Required action: Please output the listing that follows exactly, but keep all images out.

The data:
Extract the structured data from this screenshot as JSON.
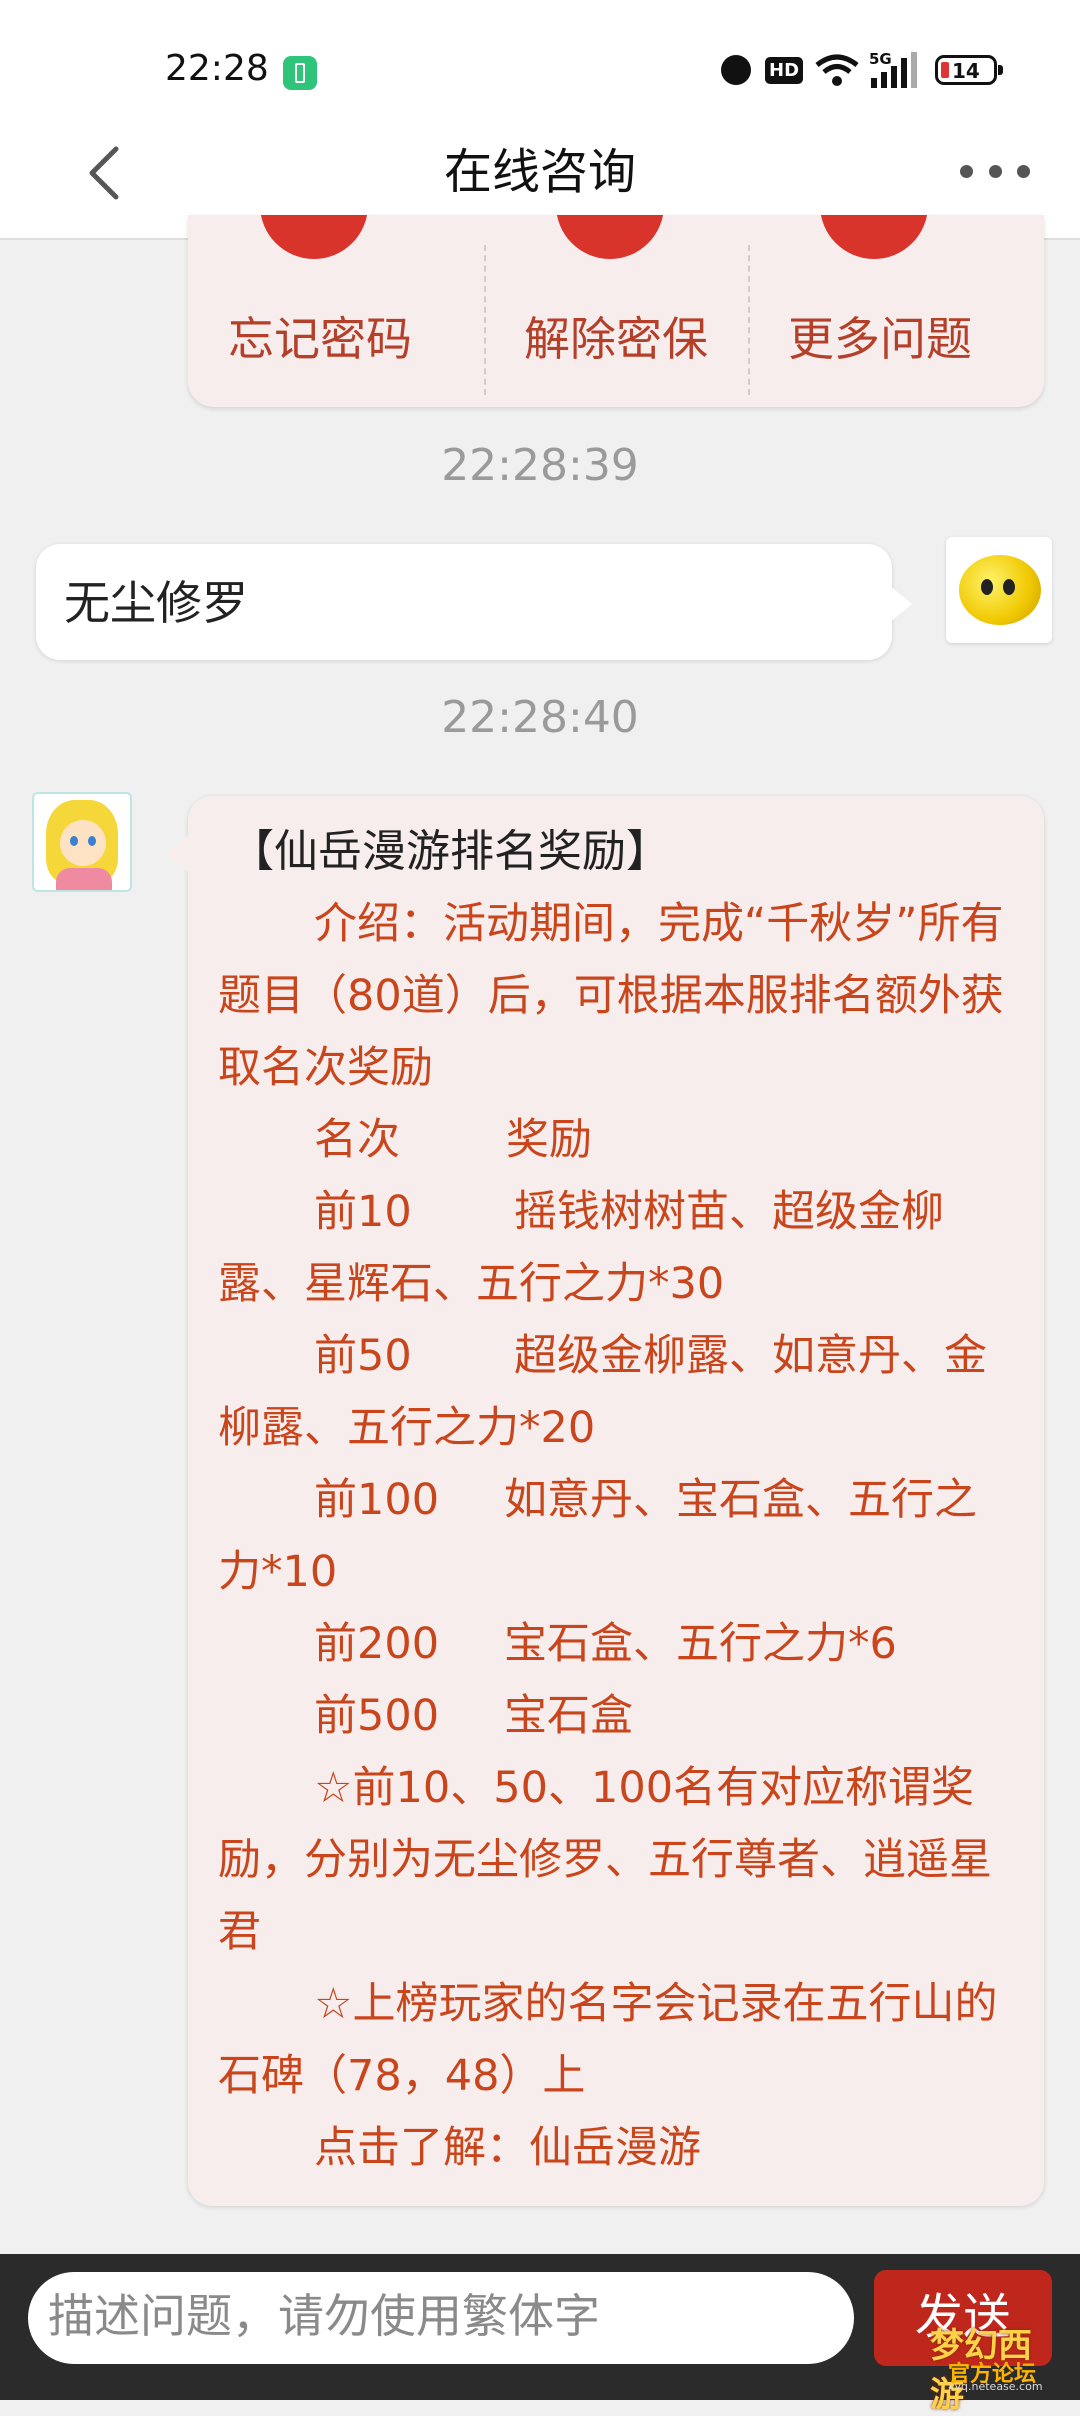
{
  "status_bar": {
    "time": "22:28",
    "battery_level": "14",
    "network": "5G",
    "hd_label": "HD"
  },
  "header": {
    "title": "在线咨询"
  },
  "quick_actions": [
    "忘记密码",
    "解除密保",
    "更多问题"
  ],
  "messages": {
    "time1": "22:28:39",
    "user_text": "无尘修罗",
    "time2": "22:28:40",
    "agent": {
      "title": "【仙岳漫游排名奖励】",
      "intro": "介绍：活动期间，完成“千秋岁”所有题目（80道）后，可根据本服排名额外获取名次奖励",
      "table_header": {
        "rank": "名次",
        "reward": "奖励"
      },
      "rows": [
        {
          "rank": "前10",
          "reward": "摇钱树树苗、超级金柳露、星辉石、五行之力*30"
        },
        {
          "rank": "前50",
          "reward": "超级金柳露、如意丹、金柳露、五行之力*20"
        },
        {
          "rank": "前100",
          "reward": "如意丹、宝石盒、五行之力*10"
        },
        {
          "rank": "前200",
          "reward": "宝石盒、五行之力*6"
        },
        {
          "rank": "前500",
          "reward": "宝石盒"
        }
      ],
      "note1": "☆前10、50、100名有对应称谓奖励，分别为无尘修罗、五行尊者、逍遥星君",
      "note2": "☆上榜玩家的名字会记录在五行山的石碑（78，48）上",
      "link_label": "点击了解：",
      "link_text": "仙岳漫游"
    }
  },
  "input": {
    "placeholder": "描述问题，请勿使用繁体字",
    "send_label": "发送"
  },
  "watermark": {
    "logo_text": "梦幻西游",
    "forum_text": "官方论坛",
    "url": "xyq.netease.com"
  },
  "colors": {
    "accent_red": "#d8342c",
    "message_text": "#c9461c",
    "bubble_bg": "#f7eded",
    "send_button": "#c0271c"
  }
}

Problem solution:
Extract the structured data from this screenshot as JSON.
{
  "status_bar": {
    "time": "22:28",
    "battery_level": "14",
    "network": "5G",
    "hd_label": "HD"
  },
  "header": {
    "title": "在线咨询"
  },
  "quick_actions": [
    "忘记密码",
    "解除密保",
    "更多问题"
  ],
  "messages": {
    "time1": "22:28:39",
    "user_text": "无尘修罗",
    "time2": "22:28:40",
    "agent": {
      "title": "【仙岳漫游排名奖励】",
      "intro": "介绍：活动期间，完成“千秋岁”所有题目（80道）后，可根据本服排名额外获取名次奖励",
      "table_header": {
        "rank": "名次",
        "reward": "奖励"
      },
      "rows": [
        {
          "rank": "前10",
          "reward": "摇钱树树苗、超级金柳露、星辉石、五行之力*30"
        },
        {
          "rank": "前50",
          "reward": "超级金柳露、如意丹、金柳露、五行之力*20"
        },
        {
          "rank": "前100",
          "reward": "如意丹、宝石盒、五行之力*10"
        },
        {
          "rank": "前200",
          "reward": "宝石盒、五行之力*6"
        },
        {
          "rank": "前500",
          "reward": "宝石盒"
        }
      ],
      "note1": "☆前10、50、100名有对应称谓奖励，分别为无尘修罗、五行尊者、逍遥星君",
      "note2": "☆上榜玩家的名字会记录在五行山的石碑（78，48）上",
      "link_label": "点击了解：",
      "link_text": "仙岳漫游"
    }
  },
  "input": {
    "placeholder": "描述问题，请勿使用繁体字",
    "send_label": "发送"
  },
  "watermark": {
    "logo_text": "梦幻西游",
    "forum_text": "官方论坛",
    "url": "xyq.netease.com"
  },
  "colors": {
    "accent_red": "#d8342c",
    "message_text": "#c9461c",
    "bubble_bg": "#f7eded",
    "send_button": "#c0271c"
  }
}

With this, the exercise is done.